Roma aeterna. The eternal Rome. So much history, so much life, so much death. Whoever says, New York is the City that never sleeps, has clearly not been to Rome… or simply narrows the meaning of sleeping.

Six months. Six months did I live and study Italian in Rome. Six months did I roam its museums, its parks, streets, markets, and churches (more than 900 are there). Listened to the chatter (il chiacchiericcio) of its students, shop owners, bus passengers, and tourists. A wonderfully unique time, without a doubt. Yet a tense time as well. Increasingly the pressure in my mind and on my heart “to make the most of it”. Considering Rome’s historical, ecclesiastical, political and, last but surely not least, artistic and cultural importance, my relaxed natural curiosity turned quickly into a sheer panting after the city’s glories, the city’s treasures, the city’s character. “Don’t miss a thing! Now you have the chance to see R.O.M.E!” No day was long enough to see enough. There was so much to discover, to learn, to admire, to reflect on, to soak in. And after a short while a subtle but stable feeling of guilt became part of the package.

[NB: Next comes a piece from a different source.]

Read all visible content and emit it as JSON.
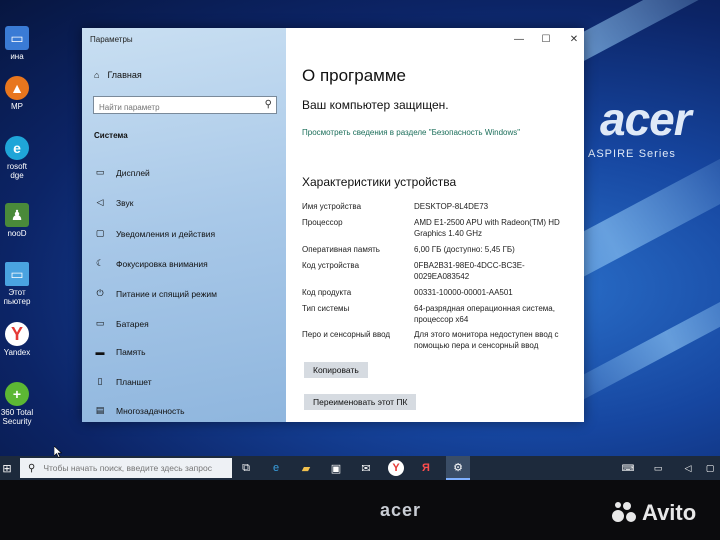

The nostalgia that crept over me whenever I thought back on that time surpassed each “typical” nostalgia that I normally have for the past. This nostalgia was more. A Life-nostalgia. Having become for me a parable for life in general, these six months in Rome opened up thought perspectives and questions on all areas of being, mostly not offering an accompanying answer. These six months were Continue reading